Scientists viewed live brain scans of volunteers, feeding them messages about using sunscreen. They then looked at what the volunteers said about using sunscreen, versus what the scans told them they would do. They then pitted that information against their use of sunscreen over the next week.
Each time, the scans showed what they would do better than what the volunteers said they would.
“Many people ‘decide’ to do things, but then don’t do them,” study leader Matthew Lieberman said.
Patients correctly predicted the use of sunscreen in the following week nearly half the time, but the scans were reliable 75% of the time.
The next phase of the experiments is set to begin, which willk include motivational images about quitting smoking.

Shape of Brain Tied to Personality, Scientist Says

A researcher from the University of Minnesota has found a link between the shape of different parts of people's brains and their personalities. Got a larger lateral prefrontal cortex? You're probably very conscientious, says Colin DeYoung, the lead researcher on the project.
DeYoung studied the five traits into which psychologists segment personality: conscientiousness, extroversion, neuroticism, agreeableness, and openness/intellect. Certain parts of the brain are known to be associated with behaviors connected to each trait. DeYoung had volunteers fill out a personality questionnaire, then used a brain imaging test to measure the relative size of different parts of the brain in light of those traits.
He found, for example, that conscientious people tend to have a bigger lateral prefrontal cortex, a region of the brain involved in planning and controlling behavior. The research appears in Psychological Science, a journal of the Association for Psychological Science.
But what he has found is merely a correlation, not evidence that size is caused by personality type. If you're extra happy, you won't grow a larger lobe, he says.
"The correlations we found can't prove that the brain systems identified are directly influencing personality," DeYoung told "It could be that an extroverted person has more experiences of a certain kind, which could influence the size of one part of the brain -- rather than that that part of the brain helps to drive extroversion."
Advances in genetics suggest parents-to-be may someday be able to genetically select for, say, blue eyes and brown hair.
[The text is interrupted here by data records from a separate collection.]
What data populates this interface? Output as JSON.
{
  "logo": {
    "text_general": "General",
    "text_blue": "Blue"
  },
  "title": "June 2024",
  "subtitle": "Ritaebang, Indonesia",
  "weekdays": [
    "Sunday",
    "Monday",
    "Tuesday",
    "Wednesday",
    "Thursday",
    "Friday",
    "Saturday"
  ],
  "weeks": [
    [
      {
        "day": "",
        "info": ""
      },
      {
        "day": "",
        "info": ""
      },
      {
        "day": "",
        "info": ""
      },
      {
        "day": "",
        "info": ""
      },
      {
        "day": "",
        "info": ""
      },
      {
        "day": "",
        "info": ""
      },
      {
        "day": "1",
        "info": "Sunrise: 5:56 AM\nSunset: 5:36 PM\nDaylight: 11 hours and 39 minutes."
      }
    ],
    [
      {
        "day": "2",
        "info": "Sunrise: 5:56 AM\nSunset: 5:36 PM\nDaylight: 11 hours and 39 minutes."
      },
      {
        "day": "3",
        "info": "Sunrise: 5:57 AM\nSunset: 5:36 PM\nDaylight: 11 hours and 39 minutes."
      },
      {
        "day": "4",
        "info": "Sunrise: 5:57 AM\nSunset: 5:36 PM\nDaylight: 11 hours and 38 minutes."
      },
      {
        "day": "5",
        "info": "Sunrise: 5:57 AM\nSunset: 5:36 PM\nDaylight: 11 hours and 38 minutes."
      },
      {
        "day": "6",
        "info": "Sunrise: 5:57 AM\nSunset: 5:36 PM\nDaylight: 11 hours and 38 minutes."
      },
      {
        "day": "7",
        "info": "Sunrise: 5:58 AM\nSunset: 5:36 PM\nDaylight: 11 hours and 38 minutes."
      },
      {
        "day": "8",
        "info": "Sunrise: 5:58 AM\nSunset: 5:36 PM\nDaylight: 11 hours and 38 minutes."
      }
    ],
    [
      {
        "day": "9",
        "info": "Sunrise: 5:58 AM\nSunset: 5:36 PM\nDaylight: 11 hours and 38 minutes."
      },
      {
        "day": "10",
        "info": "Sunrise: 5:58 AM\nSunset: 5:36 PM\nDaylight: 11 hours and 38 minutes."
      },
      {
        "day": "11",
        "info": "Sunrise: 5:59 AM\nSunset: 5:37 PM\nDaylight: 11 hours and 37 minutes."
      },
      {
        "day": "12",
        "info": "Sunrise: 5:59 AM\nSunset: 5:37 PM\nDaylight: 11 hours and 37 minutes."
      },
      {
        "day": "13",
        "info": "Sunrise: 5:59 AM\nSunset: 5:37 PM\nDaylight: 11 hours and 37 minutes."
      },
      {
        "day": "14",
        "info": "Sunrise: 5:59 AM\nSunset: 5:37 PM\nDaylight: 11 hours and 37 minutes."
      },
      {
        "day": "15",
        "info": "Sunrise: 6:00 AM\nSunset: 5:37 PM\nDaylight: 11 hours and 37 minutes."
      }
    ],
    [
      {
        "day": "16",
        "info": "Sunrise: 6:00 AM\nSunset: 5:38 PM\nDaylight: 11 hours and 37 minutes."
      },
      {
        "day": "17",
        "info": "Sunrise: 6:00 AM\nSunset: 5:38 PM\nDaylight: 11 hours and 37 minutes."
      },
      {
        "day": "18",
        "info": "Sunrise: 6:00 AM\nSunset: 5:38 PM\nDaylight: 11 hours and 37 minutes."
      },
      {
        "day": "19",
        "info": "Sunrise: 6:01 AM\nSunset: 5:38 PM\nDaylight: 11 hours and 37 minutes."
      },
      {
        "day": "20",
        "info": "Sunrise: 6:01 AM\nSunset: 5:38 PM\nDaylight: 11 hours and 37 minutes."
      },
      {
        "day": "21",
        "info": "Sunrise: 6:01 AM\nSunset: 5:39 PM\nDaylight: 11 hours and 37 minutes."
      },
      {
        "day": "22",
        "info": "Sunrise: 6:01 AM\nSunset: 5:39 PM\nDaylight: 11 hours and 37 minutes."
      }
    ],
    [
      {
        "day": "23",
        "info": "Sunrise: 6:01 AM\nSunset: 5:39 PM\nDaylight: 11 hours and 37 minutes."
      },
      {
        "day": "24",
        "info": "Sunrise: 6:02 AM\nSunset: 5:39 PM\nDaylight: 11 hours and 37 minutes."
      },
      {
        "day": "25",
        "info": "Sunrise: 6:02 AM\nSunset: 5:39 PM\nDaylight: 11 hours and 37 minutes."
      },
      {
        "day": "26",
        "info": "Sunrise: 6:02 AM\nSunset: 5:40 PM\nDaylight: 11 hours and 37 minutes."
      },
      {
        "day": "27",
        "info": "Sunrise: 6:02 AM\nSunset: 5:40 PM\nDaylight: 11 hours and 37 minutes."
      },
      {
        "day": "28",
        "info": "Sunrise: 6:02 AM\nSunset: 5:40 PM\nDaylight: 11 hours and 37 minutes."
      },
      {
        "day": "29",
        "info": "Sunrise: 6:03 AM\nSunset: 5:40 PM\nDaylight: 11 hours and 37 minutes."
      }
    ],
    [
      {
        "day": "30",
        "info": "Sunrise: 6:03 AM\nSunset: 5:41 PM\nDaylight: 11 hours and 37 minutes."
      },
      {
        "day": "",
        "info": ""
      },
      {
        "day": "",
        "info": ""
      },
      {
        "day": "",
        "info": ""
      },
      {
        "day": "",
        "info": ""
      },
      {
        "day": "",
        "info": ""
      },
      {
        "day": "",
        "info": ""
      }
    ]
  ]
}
DeYoung is quick to point out that his work doesn't mean parents will be able to request an especially outgoing baby.
"It doesn't look likely that we will be able to select genetically for complex personality traits any time soon," he said. "The picture coming from genetic studies of personality is that individual traits are influenced by dozens and even hundreds of genes, each of which has only a very small effect. The path from genes to personality is so complex that it would be difficult to manipulate."
The study found associations for conscientiousness, which is associated with planning; neuroticism, a tendency to experience negative emotions that is associated with sensitivity to threat and punishment; and agreeableness, which relates to parts of the brain that allow us to understand each other's emotions, intentions and mental states. Only openness/intellect didn't associate clearly with any of the predicted brain structures.
"This starts to indicate that we can actually find the biological systems that are responsible for these patterns of complex behavior and experience -- what make people individuals," DeYoung said. He points out, though, that this doesn't mean that your personality is fixed from birth; the brain grows and changes as it grows. Experiences change the brain as it develops, and those changes in the brain can change personality.